Mosaic viruses of potato
Many viruses are difficult to distinguish from one another based on symptoms alone. In addition, for each particular disease, symptoms will vary greatly depending on stage of plant at time of infection and other factors. In general, virus symptoms consist of various leaf and plant deformities, stunting and poor growth, or yellowing or mosaic or mottling pattern in the leaves. Leaves may be crinkled or wavy. Dry, corky areas or necrotic streaks may be present. Identification of the particular pathogenic agent can only be made with serological, inoculation, or other laboratory tests.
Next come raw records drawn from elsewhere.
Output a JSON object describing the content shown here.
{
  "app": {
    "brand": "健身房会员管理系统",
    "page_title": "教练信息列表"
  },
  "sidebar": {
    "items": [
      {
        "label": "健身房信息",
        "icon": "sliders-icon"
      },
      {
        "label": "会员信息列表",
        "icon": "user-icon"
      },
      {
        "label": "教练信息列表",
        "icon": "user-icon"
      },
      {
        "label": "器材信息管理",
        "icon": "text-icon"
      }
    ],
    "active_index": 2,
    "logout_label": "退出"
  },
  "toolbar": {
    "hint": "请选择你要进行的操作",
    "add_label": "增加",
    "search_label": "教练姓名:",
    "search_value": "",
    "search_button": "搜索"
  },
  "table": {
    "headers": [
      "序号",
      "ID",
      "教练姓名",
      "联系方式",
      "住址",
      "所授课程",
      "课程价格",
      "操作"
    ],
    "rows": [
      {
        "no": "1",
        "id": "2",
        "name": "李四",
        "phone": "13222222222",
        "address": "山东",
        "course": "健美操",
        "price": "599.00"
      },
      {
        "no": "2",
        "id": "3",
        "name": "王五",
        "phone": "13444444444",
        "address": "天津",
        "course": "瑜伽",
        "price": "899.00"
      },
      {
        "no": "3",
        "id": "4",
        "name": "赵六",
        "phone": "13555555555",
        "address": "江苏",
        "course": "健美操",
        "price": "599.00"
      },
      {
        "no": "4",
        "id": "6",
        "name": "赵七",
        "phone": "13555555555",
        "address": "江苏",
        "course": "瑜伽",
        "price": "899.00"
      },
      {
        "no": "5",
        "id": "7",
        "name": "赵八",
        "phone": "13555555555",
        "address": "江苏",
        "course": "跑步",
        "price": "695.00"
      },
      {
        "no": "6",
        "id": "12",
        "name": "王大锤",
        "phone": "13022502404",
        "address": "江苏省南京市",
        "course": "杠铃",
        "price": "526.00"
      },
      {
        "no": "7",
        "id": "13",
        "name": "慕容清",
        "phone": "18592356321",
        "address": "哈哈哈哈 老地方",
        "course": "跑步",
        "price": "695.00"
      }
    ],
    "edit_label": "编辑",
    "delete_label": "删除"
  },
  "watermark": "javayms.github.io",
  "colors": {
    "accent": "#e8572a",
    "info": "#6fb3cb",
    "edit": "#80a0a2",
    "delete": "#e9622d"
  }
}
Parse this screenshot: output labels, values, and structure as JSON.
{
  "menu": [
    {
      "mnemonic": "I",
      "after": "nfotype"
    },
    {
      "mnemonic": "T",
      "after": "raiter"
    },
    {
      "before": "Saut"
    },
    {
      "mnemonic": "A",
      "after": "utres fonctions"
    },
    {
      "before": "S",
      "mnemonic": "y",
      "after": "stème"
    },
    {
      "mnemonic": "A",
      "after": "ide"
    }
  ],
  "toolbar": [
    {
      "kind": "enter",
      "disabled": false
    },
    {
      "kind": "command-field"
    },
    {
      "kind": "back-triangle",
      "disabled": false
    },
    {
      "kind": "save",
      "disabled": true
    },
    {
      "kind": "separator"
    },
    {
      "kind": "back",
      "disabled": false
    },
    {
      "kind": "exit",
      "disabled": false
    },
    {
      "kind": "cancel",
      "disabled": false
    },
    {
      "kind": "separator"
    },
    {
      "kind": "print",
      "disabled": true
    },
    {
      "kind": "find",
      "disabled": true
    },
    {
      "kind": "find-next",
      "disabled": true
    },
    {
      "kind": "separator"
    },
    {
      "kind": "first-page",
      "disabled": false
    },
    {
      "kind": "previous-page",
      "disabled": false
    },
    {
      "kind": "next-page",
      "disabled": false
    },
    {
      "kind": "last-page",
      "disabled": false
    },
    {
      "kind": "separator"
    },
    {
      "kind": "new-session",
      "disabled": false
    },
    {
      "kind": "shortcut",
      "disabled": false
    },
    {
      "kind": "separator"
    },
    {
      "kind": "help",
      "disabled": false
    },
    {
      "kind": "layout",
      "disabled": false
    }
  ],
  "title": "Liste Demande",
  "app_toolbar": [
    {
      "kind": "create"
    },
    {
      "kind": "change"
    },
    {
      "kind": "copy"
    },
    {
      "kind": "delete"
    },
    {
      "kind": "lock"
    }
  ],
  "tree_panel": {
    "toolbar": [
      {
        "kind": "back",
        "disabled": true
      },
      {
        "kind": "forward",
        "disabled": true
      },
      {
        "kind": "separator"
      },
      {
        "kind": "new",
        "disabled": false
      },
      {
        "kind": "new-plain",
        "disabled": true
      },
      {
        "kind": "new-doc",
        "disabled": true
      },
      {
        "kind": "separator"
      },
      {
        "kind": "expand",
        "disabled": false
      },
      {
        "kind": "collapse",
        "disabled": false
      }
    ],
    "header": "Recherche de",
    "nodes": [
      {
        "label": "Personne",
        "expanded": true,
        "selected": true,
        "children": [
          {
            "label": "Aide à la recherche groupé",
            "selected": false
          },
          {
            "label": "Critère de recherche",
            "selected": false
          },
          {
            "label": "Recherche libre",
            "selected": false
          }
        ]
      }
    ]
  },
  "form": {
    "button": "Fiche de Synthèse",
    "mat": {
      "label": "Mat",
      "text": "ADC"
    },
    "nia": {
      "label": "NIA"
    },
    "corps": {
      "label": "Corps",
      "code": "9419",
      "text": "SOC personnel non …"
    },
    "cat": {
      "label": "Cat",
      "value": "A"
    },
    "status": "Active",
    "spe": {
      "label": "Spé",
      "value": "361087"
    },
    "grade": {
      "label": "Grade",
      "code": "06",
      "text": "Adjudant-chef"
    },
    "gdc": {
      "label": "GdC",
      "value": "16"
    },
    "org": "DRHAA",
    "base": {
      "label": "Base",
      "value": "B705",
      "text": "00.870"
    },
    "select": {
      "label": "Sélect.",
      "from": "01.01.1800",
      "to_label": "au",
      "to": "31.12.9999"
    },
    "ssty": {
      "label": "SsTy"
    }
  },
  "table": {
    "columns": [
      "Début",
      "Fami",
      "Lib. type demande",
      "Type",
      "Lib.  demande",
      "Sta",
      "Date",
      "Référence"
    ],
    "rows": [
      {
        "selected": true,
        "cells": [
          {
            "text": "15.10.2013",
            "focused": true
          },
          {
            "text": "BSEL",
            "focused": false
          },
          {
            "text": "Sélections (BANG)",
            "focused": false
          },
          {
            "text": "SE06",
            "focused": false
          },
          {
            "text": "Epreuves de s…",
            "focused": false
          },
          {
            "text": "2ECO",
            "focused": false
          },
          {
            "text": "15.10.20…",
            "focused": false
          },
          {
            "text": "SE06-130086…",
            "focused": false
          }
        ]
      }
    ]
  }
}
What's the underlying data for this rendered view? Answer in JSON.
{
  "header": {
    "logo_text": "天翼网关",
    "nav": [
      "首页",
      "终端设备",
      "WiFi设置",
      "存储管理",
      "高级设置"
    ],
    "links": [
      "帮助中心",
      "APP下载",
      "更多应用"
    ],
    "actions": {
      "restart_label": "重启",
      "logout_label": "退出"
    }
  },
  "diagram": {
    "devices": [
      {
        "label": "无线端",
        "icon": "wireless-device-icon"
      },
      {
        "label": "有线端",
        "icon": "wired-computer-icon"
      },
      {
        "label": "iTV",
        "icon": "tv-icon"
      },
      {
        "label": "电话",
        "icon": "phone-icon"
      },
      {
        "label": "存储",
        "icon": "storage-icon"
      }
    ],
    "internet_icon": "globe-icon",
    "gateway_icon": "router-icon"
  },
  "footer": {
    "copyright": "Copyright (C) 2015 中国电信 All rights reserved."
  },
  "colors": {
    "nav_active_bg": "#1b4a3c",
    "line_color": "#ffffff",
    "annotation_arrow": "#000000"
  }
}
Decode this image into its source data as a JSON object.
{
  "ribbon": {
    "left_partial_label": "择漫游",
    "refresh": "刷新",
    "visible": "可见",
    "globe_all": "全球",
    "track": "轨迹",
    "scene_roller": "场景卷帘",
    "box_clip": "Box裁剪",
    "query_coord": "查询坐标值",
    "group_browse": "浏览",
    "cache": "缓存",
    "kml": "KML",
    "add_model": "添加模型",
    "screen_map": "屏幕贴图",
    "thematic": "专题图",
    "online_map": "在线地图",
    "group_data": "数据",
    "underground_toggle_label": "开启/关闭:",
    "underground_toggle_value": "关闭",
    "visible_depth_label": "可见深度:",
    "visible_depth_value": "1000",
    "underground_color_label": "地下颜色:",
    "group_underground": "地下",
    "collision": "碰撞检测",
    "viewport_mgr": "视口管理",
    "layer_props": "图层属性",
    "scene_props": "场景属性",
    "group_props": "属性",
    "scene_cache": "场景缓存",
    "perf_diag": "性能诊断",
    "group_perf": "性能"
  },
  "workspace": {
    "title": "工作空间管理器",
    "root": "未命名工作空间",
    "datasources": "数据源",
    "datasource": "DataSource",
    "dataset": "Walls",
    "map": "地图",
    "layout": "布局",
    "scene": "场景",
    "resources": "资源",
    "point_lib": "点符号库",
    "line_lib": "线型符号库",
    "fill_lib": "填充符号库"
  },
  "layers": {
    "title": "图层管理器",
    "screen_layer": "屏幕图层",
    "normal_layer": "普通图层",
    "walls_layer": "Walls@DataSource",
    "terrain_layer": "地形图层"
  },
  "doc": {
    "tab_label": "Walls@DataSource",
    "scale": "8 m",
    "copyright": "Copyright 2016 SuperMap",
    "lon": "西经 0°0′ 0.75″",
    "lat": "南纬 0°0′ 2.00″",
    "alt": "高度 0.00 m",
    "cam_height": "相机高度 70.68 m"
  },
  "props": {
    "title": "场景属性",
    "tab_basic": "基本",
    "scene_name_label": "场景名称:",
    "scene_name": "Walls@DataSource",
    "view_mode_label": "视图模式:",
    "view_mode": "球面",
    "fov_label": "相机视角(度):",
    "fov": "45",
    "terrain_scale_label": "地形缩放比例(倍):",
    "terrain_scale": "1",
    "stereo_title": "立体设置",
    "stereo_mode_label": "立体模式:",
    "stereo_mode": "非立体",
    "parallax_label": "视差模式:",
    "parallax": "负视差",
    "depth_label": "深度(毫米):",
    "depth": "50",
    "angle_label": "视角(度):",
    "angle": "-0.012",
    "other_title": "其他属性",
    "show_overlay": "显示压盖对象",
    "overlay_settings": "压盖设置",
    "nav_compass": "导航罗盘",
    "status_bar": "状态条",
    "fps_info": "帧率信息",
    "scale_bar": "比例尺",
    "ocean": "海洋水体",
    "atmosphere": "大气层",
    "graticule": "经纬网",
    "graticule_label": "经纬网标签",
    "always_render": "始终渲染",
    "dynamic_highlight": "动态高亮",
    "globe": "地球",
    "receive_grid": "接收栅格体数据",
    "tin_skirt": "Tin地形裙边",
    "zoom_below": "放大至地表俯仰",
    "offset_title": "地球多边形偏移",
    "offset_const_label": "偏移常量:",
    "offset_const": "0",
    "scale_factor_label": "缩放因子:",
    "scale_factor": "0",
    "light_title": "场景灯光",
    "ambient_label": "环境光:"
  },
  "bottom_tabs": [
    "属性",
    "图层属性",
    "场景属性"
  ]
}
For the most part, mosaic viruses that infect potatoes are transmitted by aphids. They feed on the sap of infected plants and transmit the virus to healthy plants. Nearby weeds may also serve as alternate hosts for the virus. Potato tubers are probably the primary overwintering reservoir of these viruses. Other viruses with no known insect vector may be carried in tubers and transmitted mechanically by machinery, root-to-root contact, sprout-to-sprout contact, or seed-cutting equipment.
Control weeds as some may serve as alternate hosts for virus. Buy and plant virus-free seed or seed tubers. Some varieties may show resistance. After symptoms on plants occur, there is no practical control. Reflective mulches or row covers may help prevent infection by aphid-transmitted viruses. Plants showing symptoms near harvest are edible.
Plant infected with potato mosaic virus
Yellow mottling of alfalfa mosaic virus
Mosaic and yellowing of potato mosaic virus